• **Aim of the exercise**
Return the entries below in full. Keep every word as it is.

• **The data**
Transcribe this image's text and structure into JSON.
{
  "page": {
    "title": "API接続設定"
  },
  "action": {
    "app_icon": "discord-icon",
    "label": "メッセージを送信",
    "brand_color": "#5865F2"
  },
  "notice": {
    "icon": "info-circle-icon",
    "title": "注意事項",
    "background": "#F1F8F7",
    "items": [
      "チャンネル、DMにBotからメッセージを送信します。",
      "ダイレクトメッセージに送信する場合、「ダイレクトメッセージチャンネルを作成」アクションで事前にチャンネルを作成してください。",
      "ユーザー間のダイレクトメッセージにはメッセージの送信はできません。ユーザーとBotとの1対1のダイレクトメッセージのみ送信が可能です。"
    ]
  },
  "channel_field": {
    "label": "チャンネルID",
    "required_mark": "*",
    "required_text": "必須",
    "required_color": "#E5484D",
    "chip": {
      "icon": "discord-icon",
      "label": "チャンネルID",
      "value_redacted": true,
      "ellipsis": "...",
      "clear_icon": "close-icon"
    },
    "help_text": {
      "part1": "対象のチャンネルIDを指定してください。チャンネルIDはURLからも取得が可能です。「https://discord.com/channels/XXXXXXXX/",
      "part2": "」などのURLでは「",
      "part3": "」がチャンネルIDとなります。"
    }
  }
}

• **Written answer**
Transcribe this image's text and structure into JSON.
{
  "page": {
    "title": "API接続設定"
  },
  "action": {
    "app_icon": "discord-icon",
    "label": "メッセージを送信",
    "brand_color": "#5865F2"
  },
  "notice": {
    "icon": "info-circle-icon",
    "title": "注意事項",
    "background": "#F1F8F7",
    "items": [
      "チャンネル、DMにBotからメッセージを送信します。",
      "ダイレクトメッセージに送信する場合、「ダイレクトメッセージチャンネルを作成」アクションで事前にチャンネルを作成してください。",
      "ユーザー間のダイレクトメッセージにはメッセージの送信はできません。ユーザーとBotとの1対1のダイレクトメッセージのみ送信が可能です。"
    ]
  },
  "channel_field": {
    "label": "チャンネルID",
    "required_mark": "*",
    "required_text": "必須",
    "required_color": "#E5484D",
    "chip": {
      "icon": "discord-icon",
      "label": "チャンネルID",
      "value_redacted": true,
      "ellipsis": "...",
      "clear_icon": "close-icon"
    },
    "help_text": {
      "part1": "対象のチャンネルIDを指定してください。チャンネルIDはURLからも取得が可能です。「https://discord.com/channels/XXXXXXXX/",
      "part2": "」などのURLでは「",
      "part3": "」がチャンネルIDとなります。"
    }
  }
}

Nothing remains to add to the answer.